Attribution of recent climate change
Attribution of recent climate change is the effort to scientifically ascertain mechanisms responsible for recent changes observed in the Earth's climate, commonly known as 'global warming'. The effort has focused on changes observed during the period of instrumental temperature record, when records are most reliable; particularly in the last 50 years, when human activity has grown fastest and observations of the troposphere have become available. The dominant mechanisms (to which recent climate change has been attributed) are anthropogenic, i.e., the result of human activity. They are: increasing atmospheric concentrations of greenhouse gases global changes to land surface, such as deforestation increasing atmospheric concentrations of aerosols.There are also natural mechanisms for variation including climate oscillations, changes in solar activity, and volcanic activity.According to the Intergovernmental Panel on Climate Change (IPCC), it is ""extremely likely"" that human influence was the dominant cause of global warming between 1951 and 2010. The IPCC defines ""extremely likely"" as indicating a probability of 95 to 100%, based on an expert assessment of all the available evidence.Multiple lines of evidence support attribution of recent climate change to human activities: A basic physical understanding of the climate system: greenhouse gas concentrations have increased and their warming properties are well-established. Historical estimates of past climate changes suggest that the recent changes in global surface temperature are unusual. Computer-based climate models are unable to replicate the observed warming unless human greenhouse gas emissions are included.
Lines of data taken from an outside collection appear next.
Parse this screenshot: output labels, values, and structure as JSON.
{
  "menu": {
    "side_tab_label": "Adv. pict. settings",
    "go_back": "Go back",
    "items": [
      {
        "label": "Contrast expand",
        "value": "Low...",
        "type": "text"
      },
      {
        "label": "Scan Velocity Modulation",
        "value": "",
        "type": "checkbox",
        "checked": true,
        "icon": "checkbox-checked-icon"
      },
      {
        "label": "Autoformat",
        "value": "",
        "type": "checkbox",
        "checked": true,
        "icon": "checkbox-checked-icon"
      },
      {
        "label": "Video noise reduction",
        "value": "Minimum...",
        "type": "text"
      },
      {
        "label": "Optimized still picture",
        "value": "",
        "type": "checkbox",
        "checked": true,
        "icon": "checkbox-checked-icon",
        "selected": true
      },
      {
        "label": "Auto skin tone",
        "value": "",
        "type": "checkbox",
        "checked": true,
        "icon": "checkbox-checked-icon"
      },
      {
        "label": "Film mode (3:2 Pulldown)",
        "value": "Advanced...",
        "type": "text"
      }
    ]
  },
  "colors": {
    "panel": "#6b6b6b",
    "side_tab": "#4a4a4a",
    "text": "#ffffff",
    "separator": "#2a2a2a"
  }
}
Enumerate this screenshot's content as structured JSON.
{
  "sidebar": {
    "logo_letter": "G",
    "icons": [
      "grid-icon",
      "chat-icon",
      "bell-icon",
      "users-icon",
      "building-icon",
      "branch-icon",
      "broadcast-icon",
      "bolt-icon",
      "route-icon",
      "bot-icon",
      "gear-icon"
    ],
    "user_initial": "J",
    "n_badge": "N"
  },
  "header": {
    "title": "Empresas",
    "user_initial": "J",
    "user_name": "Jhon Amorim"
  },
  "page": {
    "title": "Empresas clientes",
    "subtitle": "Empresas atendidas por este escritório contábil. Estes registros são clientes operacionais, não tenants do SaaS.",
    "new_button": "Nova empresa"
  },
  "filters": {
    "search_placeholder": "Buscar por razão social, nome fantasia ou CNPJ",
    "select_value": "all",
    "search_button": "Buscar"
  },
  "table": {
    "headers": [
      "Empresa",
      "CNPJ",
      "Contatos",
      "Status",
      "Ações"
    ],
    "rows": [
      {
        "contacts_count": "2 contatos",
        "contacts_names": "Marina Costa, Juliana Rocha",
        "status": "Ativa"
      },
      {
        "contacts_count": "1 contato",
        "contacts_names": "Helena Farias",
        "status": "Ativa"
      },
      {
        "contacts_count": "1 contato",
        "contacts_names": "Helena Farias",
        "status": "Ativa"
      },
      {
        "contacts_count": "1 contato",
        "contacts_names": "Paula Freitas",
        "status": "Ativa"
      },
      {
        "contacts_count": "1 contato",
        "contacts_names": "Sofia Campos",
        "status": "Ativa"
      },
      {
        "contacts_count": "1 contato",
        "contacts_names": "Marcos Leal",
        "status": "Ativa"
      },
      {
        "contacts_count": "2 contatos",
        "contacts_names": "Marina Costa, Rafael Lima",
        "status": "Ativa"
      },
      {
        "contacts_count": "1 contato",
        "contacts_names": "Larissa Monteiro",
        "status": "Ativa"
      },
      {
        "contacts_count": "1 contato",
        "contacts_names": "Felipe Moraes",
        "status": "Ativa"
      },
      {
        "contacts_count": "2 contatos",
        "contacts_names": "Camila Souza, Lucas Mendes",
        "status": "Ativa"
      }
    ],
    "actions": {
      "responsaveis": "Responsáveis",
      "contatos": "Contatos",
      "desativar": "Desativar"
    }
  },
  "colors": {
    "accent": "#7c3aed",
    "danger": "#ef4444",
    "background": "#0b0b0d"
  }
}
Natural forces alone (such as solar and volcanic activity) cannot explain the observed warming.The IPCC's attribution of recent global warming to human activities is a view shared by most scientists, and is also supported by 196 other scientific organizations worldwide (see also: scientific opinion on climate change).